First-Ever Grasshopperpalooza Swarms the Ten Eleven
Published: July 17, 2013
I’d put it this way: Imagine a climber on some snow-smothered mountain, trudging ever upward, hearing the rumble from the angered peak above, then glancing up to see the inevitability of his own doom: cascading countless tons of hard-packed ice, broken boulders and shattered trees. He closes his eyes, knowing there is no escape, nods his head to the crushing fury and accepts a good death.
The first time I saw/heard The Grasshopper Lies Heavy was at the Ten Eleven and I was crushed by their aural avalanche. I’m sure that night the very river behind us rippled violent black waves. Their music is that loud. Perhaps avalanche metaphors in the middle of summer aren’t your thing. We could go with volcanoes billowing fire and poisonous fumes upon unsuspecting villagers, asteroids hurtling down and decimating entire species, or some other unstoppable destructive force of your choice. And here we are, The Grasshopper Lies Heavy (TGLH) is finishing up a new album, and are putting together a rather ambitious two-day festival at the Ten Eleven called Grasshopperpalooza.
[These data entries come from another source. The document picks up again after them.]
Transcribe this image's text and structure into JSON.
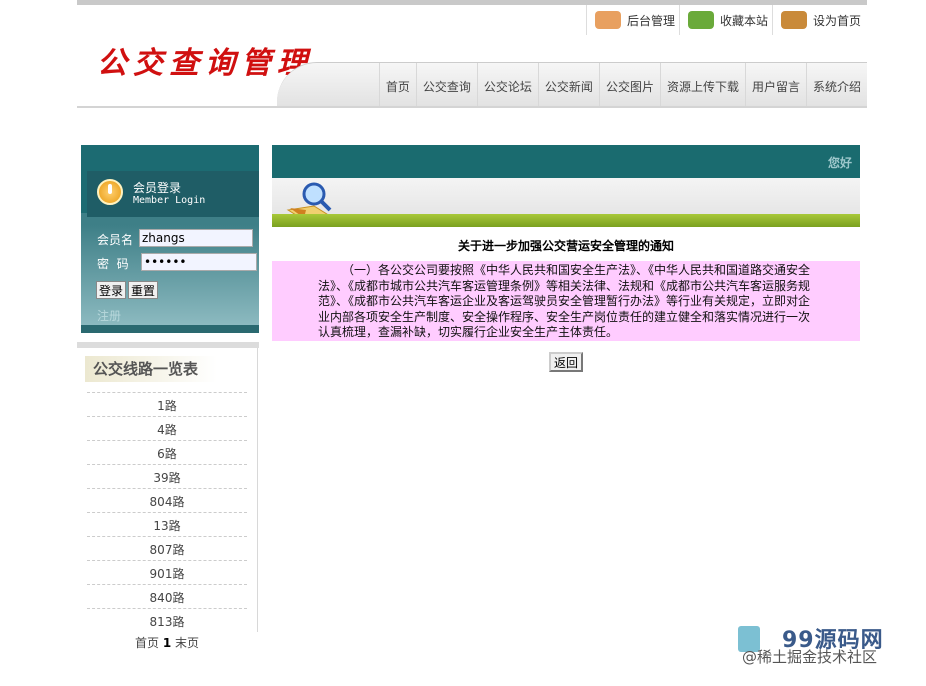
{
  "site": {
    "title": "公交查询管理"
  },
  "toplinks": [
    {
      "label": "后台管理",
      "icon": "admin-icon"
    },
    {
      "label": "收藏本站",
      "icon": "favorite-icon"
    },
    {
      "label": "设为首页",
      "icon": "home-icon"
    }
  ],
  "nav": [
    "首页",
    "公交查询",
    "公交论坛",
    "公交新闻",
    "公交图片",
    "资源上传下载",
    "用户留言",
    "系统介绍"
  ],
  "login": {
    "title": "会员登录",
    "subtitle": "Member Login",
    "username_label": "会员名",
    "username_value": "zhangs",
    "password_label": "密  码",
    "password_value": "123456",
    "login_btn": "登录",
    "reset_btn": "重置",
    "register_link": "注册"
  },
  "routes": {
    "title": "公交线路一览表",
    "items": [
      "1路",
      "4路",
      "6路",
      "39路",
      "804路",
      "13路",
      "807路",
      "901路",
      "840路",
      "813路"
    ],
    "pager": {
      "first": "首页",
      "current": "1",
      "last": "末页"
    }
  },
  "main": {
    "greeting": "您好",
    "notice_title": "关于进一步加强公交营运安全管理的通知",
    "notice_body": "（一）各公交公司要按照《中华人民共和国安全生产法》、《中华人民共和国道路交通安全法》、《成都市城市公共汽车客运管理条例》等相关法律、法规和《成都市公共汽车客运服务规范》、《成都市公共汽车客运企业及客运驾驶员安全管理暂行办法》等行业有关规定，立即对企业内部各项安全生产制度、安全操作程序、安全生产岗位责任的建立健全和落实情况进行一次认真梳理，查漏补缺，切实履行企业安全生产主体责任。",
    "back_btn": "返回"
  },
  "watermark": {
    "brand": "99源码网",
    "sub": "@稀土掘金技术社区"
  },
  "colors": {
    "title_red": "#d01010",
    "teal": "#1a6b6f",
    "green_bar": "#8ab028",
    "notice_bg": "#ffccff"
  }
}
Day one on Saturday includes: TGLH, The Rich Hands, Lonely Horse, Trip the Light, Discretions, Búho, Signalman, The Zukinis and Jared Harville. Sunday brings TGLH, Boyfrndz, Ghost Police, Slo-Poke, Murdered Out, Modern Monarchs, Heat of the Sun and Mount Sherpa.
I meet James Woodard, guitarist for the band, in an overly air-conditioned café (perhaps the source of the questionable avalanche metaphor) to discuss the new album, the upcoming show, San Antonio’s music scene vs. Austin’s, health insurance, the death of the art scene at Blue Star, teaching, cult film soundtracks from the ’80s, Republicans and almond milk. My breakfast burrito arrives just as I ask the first question, adding an awkward tension: Why put on a show like this? It seems like a massive undertaking.
“The scene has seemed really segregated lately, the past two years especially,” Woodard says. “This is an attempt to get all different types of music fans under one roof for two days.”
We talk about the scene and sometimes lack thereof while, between nods and brief statements, I attempt to unobtrusively nibble on my potato, egg, sausage and cheese burrito. I ask why younger people aren’t going to more local shows.
He thinks for a moment. “Maybe it’s because there aren’t any younger bands that are really good,” then quickly adds, “I don’t know, I’m getting old. I do know that getting younger people to local shows is crucial for a good scene though.”
I become slightly distracted and start picking through my food. There is too much egg on one side, not enough bacon on the other, and the cheese is missing. Whoever prepared this thing scooped the ingredients on haphazardly, with little care to the correct ratios of burrito fixings. Woodard, undeterred by my nonsense, continues. “Just think back at how important music was to you when you were 17 or 20. Those kids have a passion for music that jaded bar hoppers lack.”